down not up to dubs
Mourne legend Deegan says side's slick approach will be exposed by Blues
FORWARDS slept a little easier on Saturday nights when Conor Deegan finally put the boots in the attic.
He was an All-Ireland winner and All-Star with Down. He was on the Down team that beat Meath in the 1991 All-Ireland final and again when they defeated the Dubs in '94.
He excelled at full-back. He was a team-mate of the current Down chief, James McCartan.
Conor also played minor and U21 for the county. His tall frame entitled him to be the ideal air traffic controller.
Most of his career was spent in defence. But he was versatile. He also operated at midfield, and he made his league debut for Down away to Kerry as a corner-forward. "I was just out of minor at the time," he said.
He played much of his football in Páirc Esker, Newry. The Dubs will be arriving in town this Sunday (2.30).
Both teams will be looking for their third win in Division 1 of the Allianz NFL.
The Dublin followers will admire the stadium. Conor wasn't so lucky.
"There was no stadium there when we were playing. The surface was very heavy. They didn't call it the marshes for nothing," he smiles.
"We had some great games on it. Some good results, some bad -- that's part and parcel of football."
The place will be humming when the Blues run out. Down's victory in Castlebar has lifted the mood. It's a tight division.
It should make for a cracking spectacle. But Conor is not so sure.
"There will be a great atmosphere. The ground will be packed to the rafters.
"Down would love to put one over on Dublin. Everybody always wants to beat Dublin. And now that they are All-Ireland champions, that adds to it even more.
"I feel Dublin are not the same team away from Croke Park. The fact that they have to come to a provincial ground will help Down."
But he suggests the hosts will need more than local knowledge to prevail. "Dublin are at a level pretty much above everybody else right now.
"Dublin and Cork are the two big teams floating around at the moment. Down had a good win away to Mayo on Sunday, but I just can't see them beating Dublin.
"Dublin destroyed Armagh last Sunday. It was a strong Dublin side, but it still wasn't their strongest.

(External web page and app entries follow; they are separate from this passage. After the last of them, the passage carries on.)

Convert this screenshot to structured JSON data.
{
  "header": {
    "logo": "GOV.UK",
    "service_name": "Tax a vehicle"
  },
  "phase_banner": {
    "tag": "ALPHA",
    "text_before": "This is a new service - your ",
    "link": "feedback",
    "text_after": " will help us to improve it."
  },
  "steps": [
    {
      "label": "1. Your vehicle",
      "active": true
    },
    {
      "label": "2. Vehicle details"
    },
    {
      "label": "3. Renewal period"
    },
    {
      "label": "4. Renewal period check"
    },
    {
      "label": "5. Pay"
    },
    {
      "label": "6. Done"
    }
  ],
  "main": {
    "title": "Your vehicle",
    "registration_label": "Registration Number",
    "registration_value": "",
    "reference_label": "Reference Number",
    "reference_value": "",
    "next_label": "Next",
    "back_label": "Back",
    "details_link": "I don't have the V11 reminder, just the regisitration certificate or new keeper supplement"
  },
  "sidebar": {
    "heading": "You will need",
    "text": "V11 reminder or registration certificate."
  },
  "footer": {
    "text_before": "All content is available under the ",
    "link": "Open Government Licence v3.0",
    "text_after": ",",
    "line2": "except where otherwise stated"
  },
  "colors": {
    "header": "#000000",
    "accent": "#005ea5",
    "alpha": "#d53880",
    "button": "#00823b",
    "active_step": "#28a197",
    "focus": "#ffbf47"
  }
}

"Down will play nice football, but Dublin will be too good, too strong for them. Down are weak in the areas that Dublin are strong."
Conor himself was made of granite. He's managing the Naomh Mearnóg senior footballers in Division 2 of the AFL.
He knows the Dublin scene well. He was previously at Kilmacud Crokes and Skerries Harps.
"Kilmacud was the club I joined when I came to Dublin. It's a club I hold very dearly, and I always will.
"They were relegated last season from Division 1. For a club of their stature, that was a huge shock. It wasn't that long ago that they were All-Ireland champions.
"They'll be doing all that they can to get back to the top division. And I'm sure they'll do that.
"I was lucky enough to win a Dublin Senior Football Championship with Crokes. In Dublin, you really have to earn the title." In 1998, Conor was on the Crokes side that overcame Na Fianna in a memorable county final before 6,000 people at Parnell Park.
His experience was crucial in that success. The Glasnevin forward line included Mick Galvin, Senan Connell, Jason Sherlock and Dessie Farrell.
"I have played and won the championship in Down, but in Dublin it's a different type of football altogether," states Conor, who was also a senior football selector at Stillorgan.
"In Dublin, you have a lot of big, strong, athletic teams. And with the sheer numbers coming through the clubs, that's the type of footballer that is being developed.
"It's a very difficult place to play your club football. It's the hardest in the country, but it's a great place to be and I enjoyed it immensely."
Management makes a different ring.
"You love it and you hate it in the same breath.
"It's the nearest you get to playing.
"But management is a poor replacement. You have to worry about everybody else and not just yourself."
Yet it still appeals. And perhaps someday the inter-county call might come. "Maybe down the line. That would be a fantastic place to be."
But he likes the scenery in Portmarnock. "I have huge regard for the people here. We have a fabulous group of players. The people are first class.
"If we, as players and management, can get things right, and the kids keep coming through, there's marvellous potential here.
"Mearnóg reminds me of Crokes some years ago. The potential is definitely there."
Conor also had a spell as the Skerries Harps boss. "I enjoyed it. It was my first job as a manager.
"We had limited success in that we stayed in Division 2 and we were always near the top end of the table.
"But it's like everything else. It's not easy. In management, you are learning every day. It's a tough auld station."
James McCartan and Pat Gilroy would no doubt agree with the star of the County Down.